René Girard I See Satan Fall Like Lightning
Even if the mimetic nature of human desire is responsible for most of the violent acts that distress us, we should not conclude that mimetic desire is bad in itself. If our desires were not mimetic, they would be forever fixed on predetermined objects; they would be a particular form of instinct. Human beings could no more change their desire than cows their appetite for grass. Without mimetic desire there would be neither freedom nor humanity. Mimetic desire is intrinsically good.
Humankind is that creature who lost a part of its animal instinct in order to gain access to "desire," as it is called. Once their natural needs are satisfied, humans desire intensely, but they don't know exactly what they desire, for no instinct guides them. We do not each have our own desire, one really our own. The essence of desire is to have no essential goal. Truly to desire, we must have recourse to people about us; we have to borrow their desires.
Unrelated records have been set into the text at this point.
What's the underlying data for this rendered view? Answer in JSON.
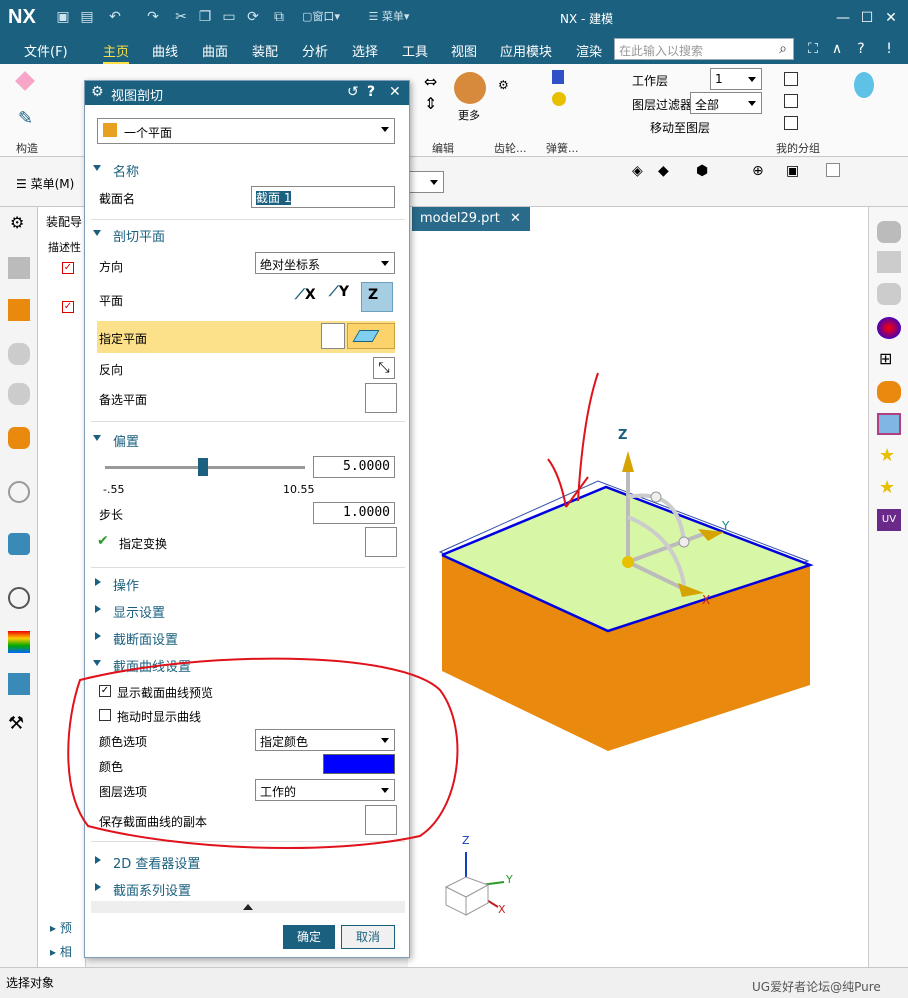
{
  "app": {
    "logo": "NX",
    "window_title": "NX - 建模",
    "window_menu": "窗口",
    "menu_label": "菜单"
  },
  "menubar": {
    "items": [
      "文件(F)",
      "主页",
      "曲线",
      "曲面",
      "装配",
      "分析",
      "选择",
      "工具",
      "视图",
      "应用模块",
      "渲染"
    ],
    "active": "主页",
    "search_placeholder": "在此输入以搜索"
  },
  "ribbon": {
    "groups": [
      "构造",
      "编辑",
      "齿轮...",
      "弹簧...",
      "我的分组"
    ],
    "more_label": "更多",
    "work_layer_label": "工作层",
    "work_layer_value": "1",
    "layer_filter_label": "图层过滤器",
    "layer_filter_value": "全部",
    "move_to_layer_label": "移动至图层"
  },
  "toolbar2": {
    "menu_label": "菜单(M)"
  },
  "navigator": {
    "title": "装配导",
    "column": "描述性",
    "bottom_items": [
      "预",
      "相"
    ]
  },
  "graphics": {
    "tab_label": "model29.prt",
    "axis_z": "Z",
    "axis_y": "Y",
    "axis_x": "X",
    "colors": {
      "top_face": "#d7f7a6",
      "body": "#e98a0f",
      "section_curve": "#0000e0",
      "annotation": "#e0121b"
    }
  },
  "dialog": {
    "title": "视图剖切",
    "type_value": "一个平面",
    "sections": {
      "name": "名称",
      "cut_plane": "剖切平面",
      "offset": "偏置",
      "operation": "操作",
      "display": "显示设置",
      "section_face": "截断面设置",
      "section_curve": "截面曲线设置",
      "viewer2d": "2D 查看器设置",
      "series": "截面系列设置"
    },
    "name_label": "截面名",
    "name_value": "截面 1",
    "orientation_label": "方向",
    "orientation_value": "绝对坐标系",
    "plane_label": "平面",
    "plane_buttons": [
      "X",
      "Y",
      "Z"
    ],
    "specify_plane_label": "指定平面",
    "reverse_label": "反向",
    "alt_plane_label": "备选平面",
    "slider_min": "-.55",
    "slider_max": "10.55",
    "slider_position": 0.49,
    "offset_value": "5.0000",
    "step_label": "步长",
    "step_value": "1.0000",
    "specify_transform_label": "指定变换",
    "show_preview_label": "显示截面曲线预览",
    "show_preview_checked": true,
    "show_on_drag_label": "拖动时显示曲线",
    "show_on_drag_checked": false,
    "color_option_label": "颜色选项",
    "color_option_value": "指定颜色",
    "color_label": "颜色",
    "color_value": "#0000ff",
    "layer_option_label": "图层选项",
    "layer_option_value": "工作的",
    "save_copy_label": "保存截面曲线的副本",
    "ok_label": "确定",
    "cancel_label": "取消"
  },
  "status": {
    "prompt": "选择对象",
    "watermark": "UG爱好者论坛@纯Pure"
  }
}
This borrowing occurs quite often without either the loaner or the borrower being aware of it. It is not only desire that one borrows from those whom one takes for models; it is a mass of behaviors, attitudes, things learned, prejudices, preferences, etc. And at the heart of these things the loan that places us most deeply into debt -- the other's desire -- occurs often unawares. p 15